[The authors of End of Discussion] borrow a term from soccer to finally accurately label what we’ve been seeing in our public discourse in recent years. They describe Steven Sofier, president of the International Paruresis Association, demanding a Rob Lowe DirectTV ad be pulled for disrespecting those who deal with the real affliction of shy bladder.
Sofier had executed a dramatic cultural flop. In the sports world, flop is the term given to a player’s theatrical fall designed to draw a referee’s attention to a rather minor or even nonexistent foul. Soccer is the sport most famous for its flops but the practice has enthusiastic practitioners in American football and basketball.
There is rarely any penalty for flopping, and there is great potential upside — yardage, free throws, possession — if a referee is convinced of an athlete’s performance.
When it comes to speech, America is turning into a country of floppers, figuratively grabbing our shins in fabricated agony over every little possible offence in hopes of working the refs.
Was anyone truly offended by Painfully Awkward Rob Lowe, even within the tiny subset of Americans who suffer from shy bladder? Was any real damage done? Of course not, but there was no penalty for Soifer grabbing his emotional hamstring and writhing on the floor dramatically.
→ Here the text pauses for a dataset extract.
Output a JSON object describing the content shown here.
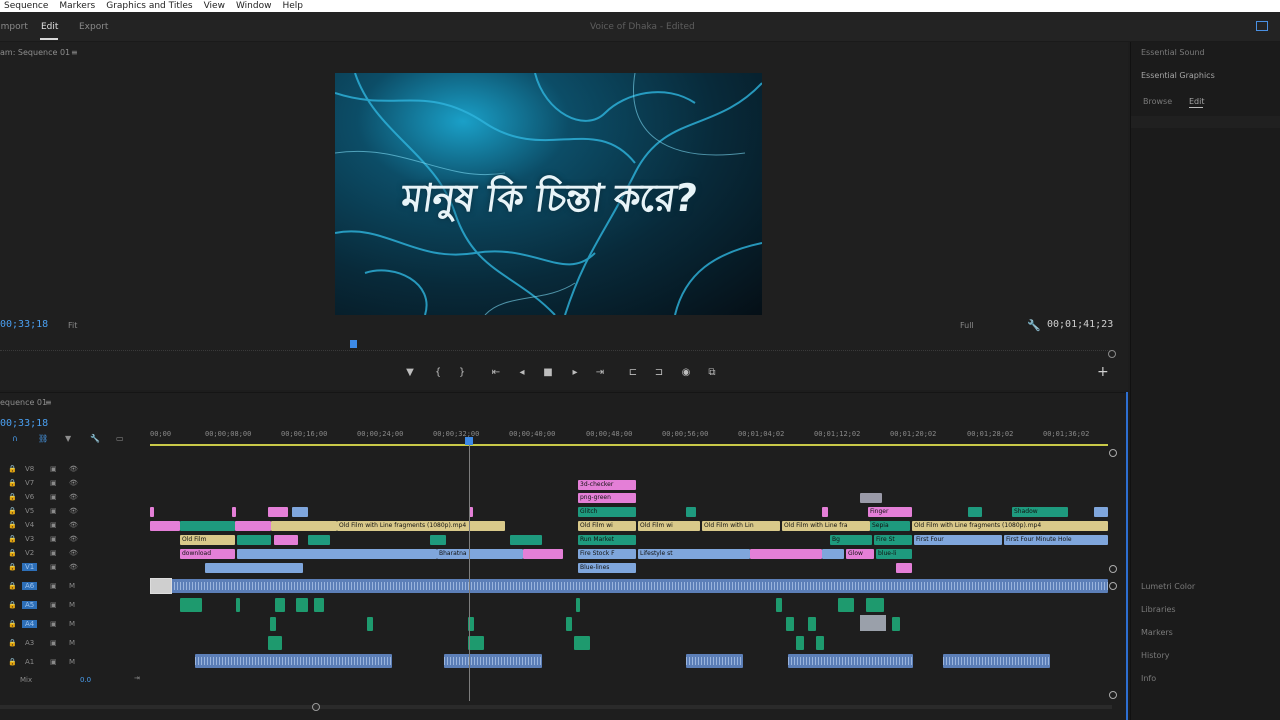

Indeed, there is tremendous upside — all of America talked about his shy bladder support group for one day . . .
Imagine a basketball game in which thirty-eight minutes are just LeBron James lying on the floor getting awarded call after call. That’s what living in a culture of constant outrage feels like.
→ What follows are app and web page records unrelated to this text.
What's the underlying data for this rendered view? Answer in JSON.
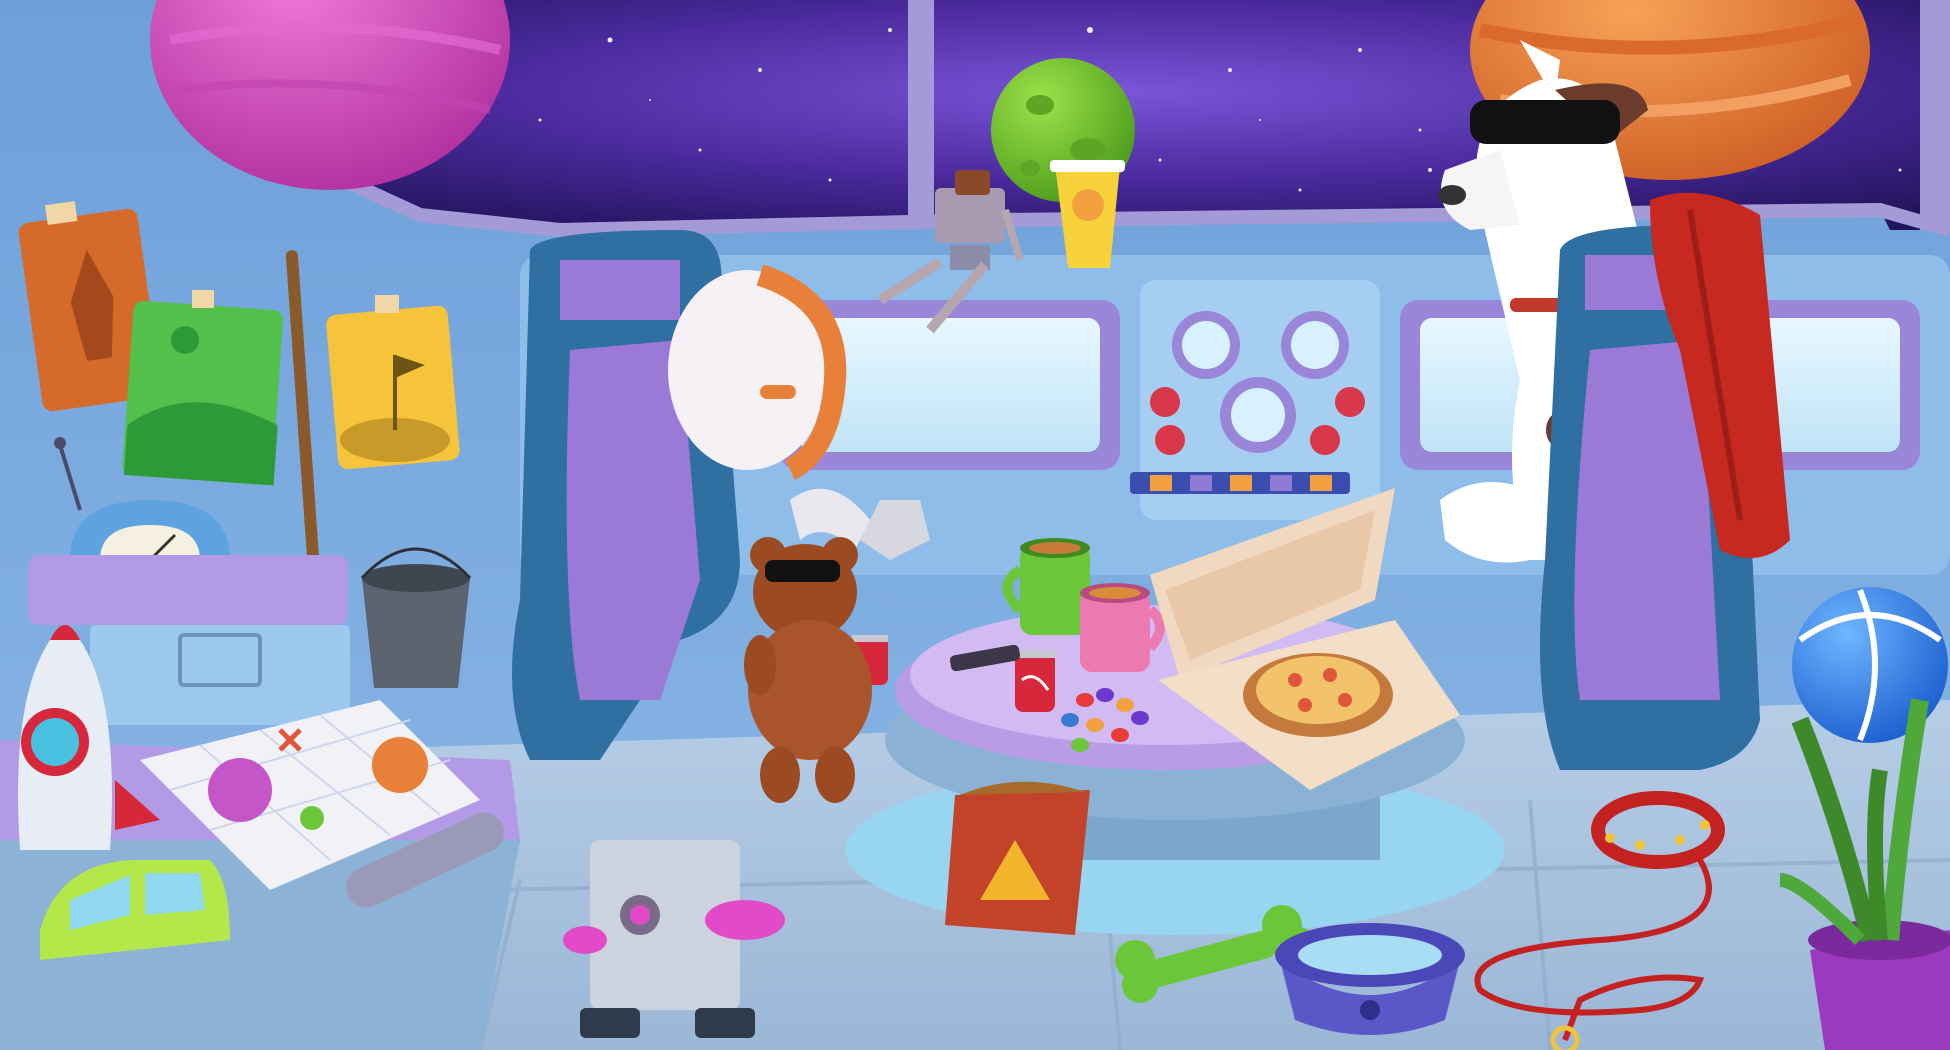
{
  "scene": {
    "setting": "spaceship-cockpit",
    "palette": {
      "space_top": "#2a1a6e",
      "space_mid": "#6b3fc9",
      "hull_blue": "#7fb0e6",
      "console_blue": "#9fc8ee",
      "seat_purple": "#9a7ad6",
      "seat_frame": "#2f6fa1",
      "floor": "#a9c3df",
      "table_purple": "#c7a9ef",
      "pink_planet": "#d44fc0",
      "orange_planet": "#e8803a",
      "green_planet": "#6ecb2f"
    },
    "objects": [
      {
        "id": "pink-planet",
        "icon": "planet-icon"
      },
      {
        "id": "green-planet",
        "icon": "planet-icon"
      },
      {
        "id": "orange-planet",
        "icon": "planet-icon"
      },
      {
        "id": "rocket-poster",
        "icon": "poster-icon"
      },
      {
        "id": "landscape-poster",
        "icon": "poster-icon"
      },
      {
        "id": "moon-flag-poster",
        "icon": "poster-icon"
      },
      {
        "id": "radio-gauge",
        "icon": "gauge-icon"
      },
      {
        "id": "metal-bucket",
        "icon": "bucket-icon"
      },
      {
        "id": "toy-rocket",
        "icon": "rocket-icon"
      },
      {
        "id": "star-map",
        "icon": "map-icon"
      },
      {
        "id": "toy-car",
        "icon": "car-icon"
      },
      {
        "id": "robot-box",
        "icon": "robot-icon"
      },
      {
        "id": "teddy-bear",
        "icon": "bear-icon"
      },
      {
        "id": "soda-can",
        "icon": "can-icon"
      },
      {
        "id": "green-mug",
        "icon": "mug-icon"
      },
      {
        "id": "pink-mug",
        "icon": "mug-icon"
      },
      {
        "id": "pizza-box",
        "icon": "pizza-icon"
      },
      {
        "id": "chips-bag",
        "icon": "chips-icon"
      },
      {
        "id": "candies",
        "icon": "candy-icon"
      },
      {
        "id": "dog-bone",
        "icon": "bone-icon"
      },
      {
        "id": "water-bowl",
        "icon": "bowl-icon"
      },
      {
        "id": "dog-leash",
        "icon": "leash-icon"
      },
      {
        "id": "beach-ball",
        "icon": "ball-icon"
      },
      {
        "id": "potted-plant",
        "icon": "plant-icon"
      },
      {
        "id": "floating-robot-toy",
        "icon": "robot-icon"
      },
      {
        "id": "juice-cup",
        "icon": "cup-icon"
      },
      {
        "id": "great-dane-dog",
        "icon": "dog-icon"
      },
      {
        "id": "astronaut-helmet",
        "icon": "helmet-icon"
      },
      {
        "id": "red-towel",
        "icon": "towel-icon"
      },
      {
        "id": "control-dials",
        "icon": "dial-icon"
      }
    ]
  }
}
Perfectly, the line about LeBron James has a footnote: “Or just rewatch Game 6, 2013 Eastern Conference Finals, Pacers vs. Heat.”
And then they write things like the section below, and I just want to throw the book across the room, frustrated that I hadn’t thought of that:
Our ostentatious eye-rolling over “micro-aggressions” is not an endorsement of rudeness or insensitivity. We’d be a happier, better nation if more people made more of an effort to treat others with kindness and respect. And we’d be a happier, better nation if others chose to forgive or shrug off unintentional or perceived slights from well-meaning fellow citizens. If only there were some sort of “rule,” if you will, that captured the essence of this spirit of mutual respect and empathy. Distilling such sentiment down to a single sentence would be golden. Someone could probably sell a lot of books.